#### EXERCISE OBJECTIVE
If an entry holds a picture, skip the picture but copy everything else exactly.

#### RECORDS FOR THIS TASK
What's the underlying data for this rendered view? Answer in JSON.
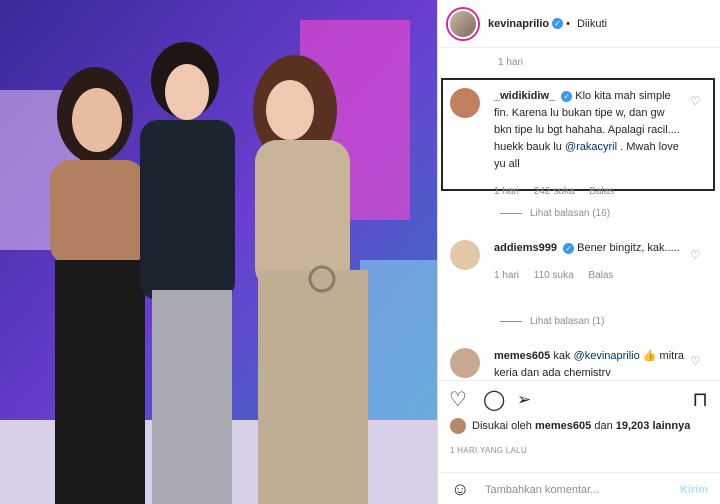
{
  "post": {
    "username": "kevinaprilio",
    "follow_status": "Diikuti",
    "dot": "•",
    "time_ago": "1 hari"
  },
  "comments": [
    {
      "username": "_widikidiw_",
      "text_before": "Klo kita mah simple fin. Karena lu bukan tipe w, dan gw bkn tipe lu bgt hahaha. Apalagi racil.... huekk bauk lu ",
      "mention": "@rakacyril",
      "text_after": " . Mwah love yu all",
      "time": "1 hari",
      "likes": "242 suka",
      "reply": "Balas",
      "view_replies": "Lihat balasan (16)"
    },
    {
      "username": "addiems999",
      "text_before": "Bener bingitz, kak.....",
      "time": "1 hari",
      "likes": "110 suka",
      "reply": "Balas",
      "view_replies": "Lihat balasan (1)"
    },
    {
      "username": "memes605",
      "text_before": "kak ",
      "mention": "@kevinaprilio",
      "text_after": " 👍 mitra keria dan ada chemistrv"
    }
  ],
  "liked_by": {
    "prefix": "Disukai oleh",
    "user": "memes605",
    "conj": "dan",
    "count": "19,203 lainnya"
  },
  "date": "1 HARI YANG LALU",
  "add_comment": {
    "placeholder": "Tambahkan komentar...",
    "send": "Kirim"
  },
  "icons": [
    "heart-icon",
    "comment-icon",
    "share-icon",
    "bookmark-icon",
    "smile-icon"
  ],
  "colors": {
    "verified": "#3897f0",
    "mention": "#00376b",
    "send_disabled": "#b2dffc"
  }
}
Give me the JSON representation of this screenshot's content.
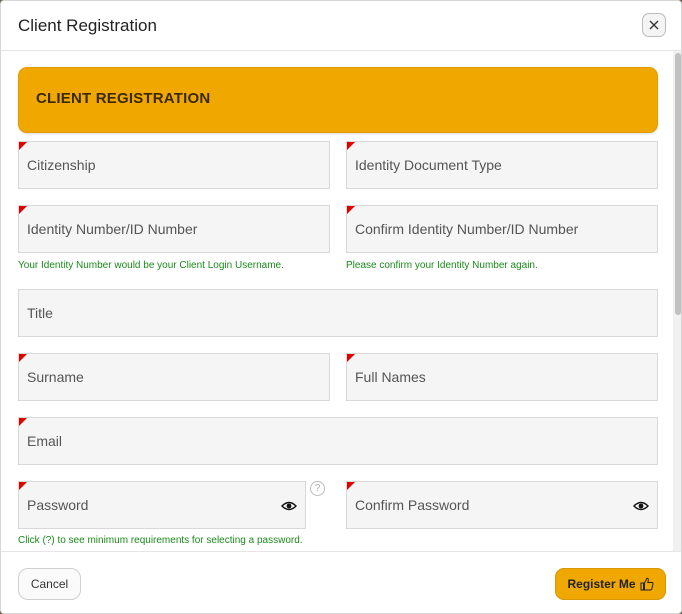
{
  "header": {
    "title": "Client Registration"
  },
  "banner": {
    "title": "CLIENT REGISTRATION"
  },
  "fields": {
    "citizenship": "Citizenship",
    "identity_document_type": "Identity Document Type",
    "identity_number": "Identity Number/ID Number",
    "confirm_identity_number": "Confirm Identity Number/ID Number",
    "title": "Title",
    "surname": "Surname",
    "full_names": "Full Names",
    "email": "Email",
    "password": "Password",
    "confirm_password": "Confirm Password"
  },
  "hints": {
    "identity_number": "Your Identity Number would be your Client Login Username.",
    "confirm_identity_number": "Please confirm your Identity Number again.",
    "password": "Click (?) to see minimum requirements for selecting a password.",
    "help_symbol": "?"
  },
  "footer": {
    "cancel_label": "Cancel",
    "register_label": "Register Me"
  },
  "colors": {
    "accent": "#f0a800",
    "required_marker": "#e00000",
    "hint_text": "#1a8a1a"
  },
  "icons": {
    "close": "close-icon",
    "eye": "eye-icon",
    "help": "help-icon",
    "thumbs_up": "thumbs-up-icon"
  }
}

#### RESPONSE TO THE TASK
What's the underlying data for this rendered view? Answer in JSON.
{
  "post": {
    "username": "kevinaprilio",
    "follow_status": "Diikuti",
    "dot": "•",
    "time_ago": "1 hari"
  },
  "comments": [
    {
      "username": "_widikidiw_",
      "text_before": "Klo kita mah simple fin. Karena lu bukan tipe w, dan gw bkn tipe lu bgt hahaha. Apalagi racil.... huekk bauk lu ",
      "mention": "@rakacyril",
      "text_after": " . Mwah love yu all",
      "time": "1 hari",
      "likes": "242 suka",
      "reply": "Balas",
      "view_replies": "Lihat balasan (16)"
    },
    {
      "username": "addiems999",
      "text_before": "Bener bingitz, kak.....",
      "time": "1 hari",
      "likes": "110 suka",
      "reply": "Balas",
      "view_replies": "Lihat balasan (1)"
    },
    {
      "username": "memes605",
      "text_before": "kak ",
      "mention": "@kevinaprilio",
      "text_after": " 👍 mitra keria dan ada chemistrv"
    }
  ],
  "liked_by": {
    "prefix": "Disukai oleh",
    "user": "memes605",
    "conj": "dan",
    "count": "19,203 lainnya"
  },
  "date": "1 HARI YANG LALU",
  "add_comment": {
    "placeholder": "Tambahkan komentar...",
    "send": "Kirim"
  },
  "icons": [
    "heart-icon",
    "comment-icon",
    "share-icon",
    "bookmark-icon",
    "smile-icon"
  ],
  "colors": {
    "verified": "#3897f0",
    "mention": "#00376b",
    "send_disabled": "#b2dffc"
  }
}
Give me the JSON representation of this screenshot's content.
{
  "header": {
    "title": "Client Registration"
  },
  "banner": {
    "title": "CLIENT REGISTRATION"
  },
  "fields": {
    "citizenship": "Citizenship",
    "identity_document_type": "Identity Document Type",
    "identity_number": "Identity Number/ID Number",
    "confirm_identity_number": "Confirm Identity Number/ID Number",
    "title": "Title",
    "surname": "Surname",
    "full_names": "Full Names",
    "email": "Email",
    "password": "Password",
    "confirm_password": "Confirm Password"
  },
  "hints": {
    "identity_number": "Your Identity Number would be your Client Login Username.",
    "confirm_identity_number": "Please confirm your Identity Number again.",
    "password": "Click (?) to see minimum requirements for selecting a password.",
    "help_symbol": "?"
  },
  "footer": {
    "cancel_label": "Cancel",
    "register_label": "Register Me"
  },
  "colors": {
    "accent": "#f0a800",
    "required_marker": "#e00000",
    "hint_text": "#1a8a1a"
  },
  "icons": {
    "close": "close-icon",
    "eye": "eye-icon",
    "help": "help-icon",
    "thumbs_up": "thumbs-up-icon"
  }
}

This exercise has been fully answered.